I previously talked about Knative Build and how it enables you to go from source code to a container image in a repository. You can write your Build from scratch or you can rely on many of the BuildTemplates Knative already provides. For example, in my Knative Tutorial, I show how to install Kaniko BuildTemplate and use Kaniko to build container images.

You normally need to write a Dockerfile, so Knative Build (or Kaniko to be more precise) knows how to build the container image. Wouldn’t it be great if there was a an automatic way to build your app without having to define a Dockerfile ? Well, there is!

Cloud Native Buildpacks is a project that provides a higher-level abstraction for building apps compared to Dockerfiles. Cloud Native Buildpacks allow you to go from source code to a container image without having to define a Dockerfile. It does this with some auto-detection magic to figure out what language your code is written in and what kind of dependencies it has. In the end, you end up with a runnable app image without having to worry about the details of authoring and optimizing a Dockerfile.

The good news is that Knative has a Buildpacks template that makes it really easy to use Buildpacks in your Knative Build. I show how to do this in my Knative Buildpacks Build Template tutorial in detail but let’s recap here.

Install the Buildpacks template

First, you need to install the Buildpacks template:

kubectl apply -f

And check that the template is installed:

kubectl get buildtemplate

NAME             AGE  
buildpacks-cnb   1m

Design the build

Next, let’s create a Build to build a sample Java app on GitHub (sample-java-app) using the build template. Create build.yaml file:

kind: Build  
  name: buildtemplate-buildpack-sample-java-app-gcr  
      url: [](  
      revision: master  
      name: buildpacks-cnb  
      - name: IMAGE  

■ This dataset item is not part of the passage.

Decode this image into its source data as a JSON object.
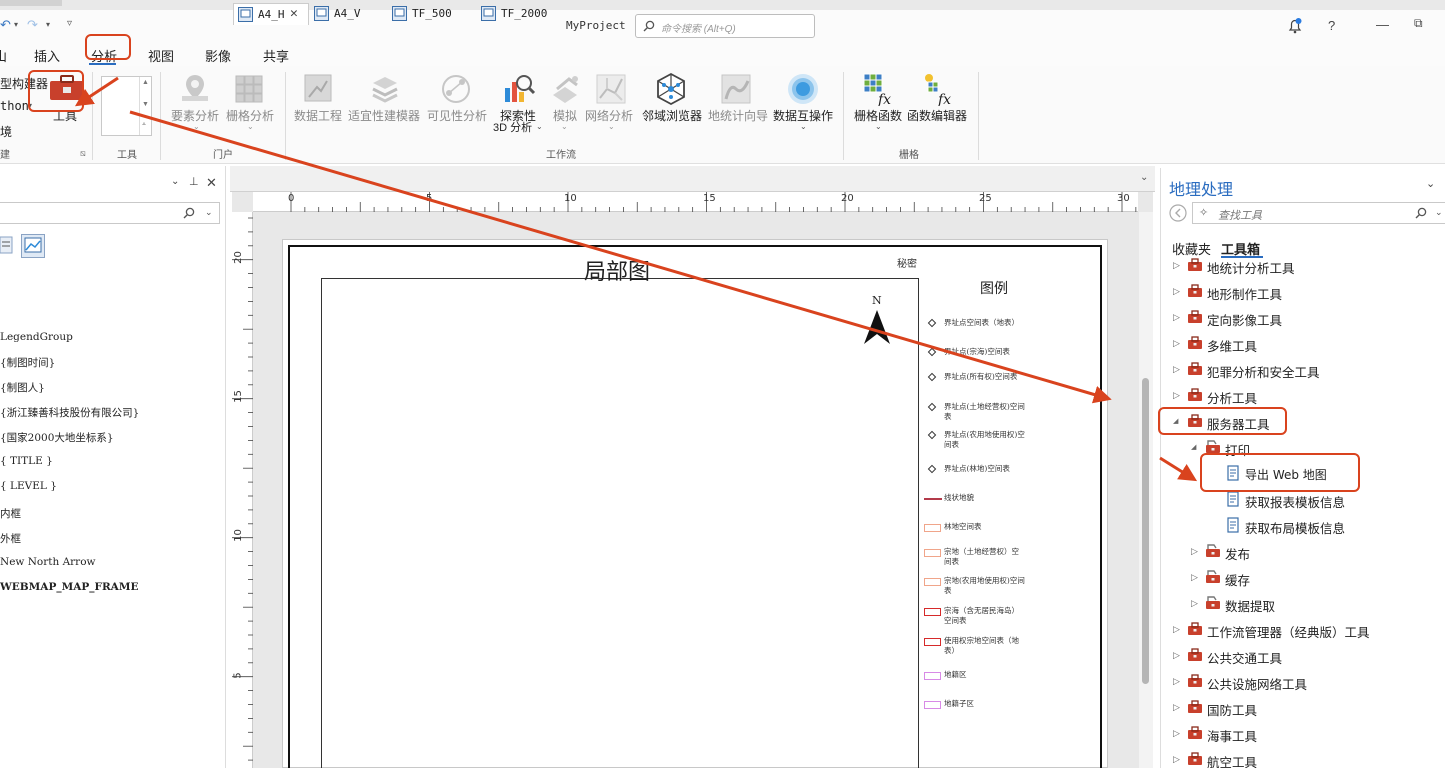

One thing you’ll notice is that the sample-java-app does not define a Dockerfile. Buildpacks will use its auto-detection to build the image and Knative will push it to the location specified in IMAGE argument (which is Google Container Registry in this case).

Run the build

We can finally run the build:

kubectl apply -f build.yaml

After a few minutes, check that the build is succeeded:

kubectl get build

NAME                                          SUCCEEDED
buildtemplate-buildpack-sample-java-app-gcr    True

At this point, you should see the image pushed to Google Container Registry:

Knative Build with Buildpacks is a great combination for building apps at a higher abstraction level compared to Dockerfiles!

See also